What is expected
Reproduce the full set of records that follow, exactly as shown.

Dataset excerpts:
-- Opening Marker --

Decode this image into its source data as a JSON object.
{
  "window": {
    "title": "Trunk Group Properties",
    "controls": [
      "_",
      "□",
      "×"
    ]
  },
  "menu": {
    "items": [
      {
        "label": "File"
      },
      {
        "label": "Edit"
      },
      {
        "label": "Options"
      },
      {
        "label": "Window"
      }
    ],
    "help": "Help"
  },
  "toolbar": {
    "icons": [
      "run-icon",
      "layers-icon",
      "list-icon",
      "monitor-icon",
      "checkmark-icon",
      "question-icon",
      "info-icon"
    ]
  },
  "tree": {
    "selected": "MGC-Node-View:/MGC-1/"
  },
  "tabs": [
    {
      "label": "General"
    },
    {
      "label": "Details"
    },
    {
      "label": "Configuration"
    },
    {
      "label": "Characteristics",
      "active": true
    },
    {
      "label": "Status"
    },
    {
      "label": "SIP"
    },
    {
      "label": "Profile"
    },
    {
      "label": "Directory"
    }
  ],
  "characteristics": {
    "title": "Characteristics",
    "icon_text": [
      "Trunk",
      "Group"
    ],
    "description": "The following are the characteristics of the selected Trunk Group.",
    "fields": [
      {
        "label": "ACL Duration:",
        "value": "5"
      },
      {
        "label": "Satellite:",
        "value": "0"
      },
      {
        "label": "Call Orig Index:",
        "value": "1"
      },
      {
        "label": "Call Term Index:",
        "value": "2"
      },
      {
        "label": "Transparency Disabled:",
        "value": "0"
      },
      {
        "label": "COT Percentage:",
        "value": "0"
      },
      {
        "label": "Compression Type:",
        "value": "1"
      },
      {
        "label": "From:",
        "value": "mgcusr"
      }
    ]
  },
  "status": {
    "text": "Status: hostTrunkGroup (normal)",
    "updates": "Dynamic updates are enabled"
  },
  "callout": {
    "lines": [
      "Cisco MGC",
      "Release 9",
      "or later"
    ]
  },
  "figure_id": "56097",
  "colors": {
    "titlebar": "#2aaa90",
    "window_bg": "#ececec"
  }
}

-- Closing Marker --

Exercise response
Decode this image into its source data as a JSON object.
{
  "window": {
    "title": "Trunk Group Properties",
    "controls": [
      "_",
      "□",
      "×"
    ]
  },
  "menu": {
    "items": [
      {
        "label": "File"
      },
      {
        "label": "Edit"
      },
      {
        "label": "Options"
      },
      {
        "label": "Window"
      }
    ],
    "help": "Help"
  },
  "toolbar": {
    "icons": [
      "run-icon",
      "layers-icon",
      "list-icon",
      "monitor-icon",
      "checkmark-icon",
      "question-icon",
      "info-icon"
    ]
  },
  "tree": {
    "selected": "MGC-Node-View:/MGC-1/"
  },
  "tabs": [
    {
      "label": "General"
    },
    {
      "label": "Details"
    },
    {
      "label": "Configuration"
    },
    {
      "label": "Characteristics",
      "active": true
    },
    {
      "label": "Status"
    },
    {
      "label": "SIP"
    },
    {
      "label": "Profile"
    },
    {
      "label": "Directory"
    }
  ],
  "characteristics": {
    "title": "Characteristics",
    "icon_text": [
      "Trunk",
      "Group"
    ],
    "description": "The following are the characteristics of the selected Trunk Group.",
    "fields": [
      {
        "label": "ACL Duration:",
        "value": "5"
      },
      {
        "label": "Satellite:",
        "value": "0"
      },
      {
        "label": "Call Orig Index:",
        "value": "1"
      },
      {
        "label": "Call Term Index:",
        "value": "2"
      },
      {
        "label": "Transparency Disabled:",
        "value": "0"
      },
      {
        "label": "COT Percentage:",
        "value": "0"
      },
      {
        "label": "Compression Type:",
        "value": "1"
      },
      {
        "label": "From:",
        "value": "mgcusr"
      }
    ]
  },
  "status": {
    "text": "Status: hostTrunkGroup (normal)",
    "updates": "Dynamic updates are enabled"
  },
  "callout": {
    "lines": [
      "Cisco MGC",
      "Release 9",
      "or later"
    ]
  },
  "figure_id": "56097",
  "colors": {
    "titlebar": "#2aaa90",
    "window_bg": "#ececec"
  }
}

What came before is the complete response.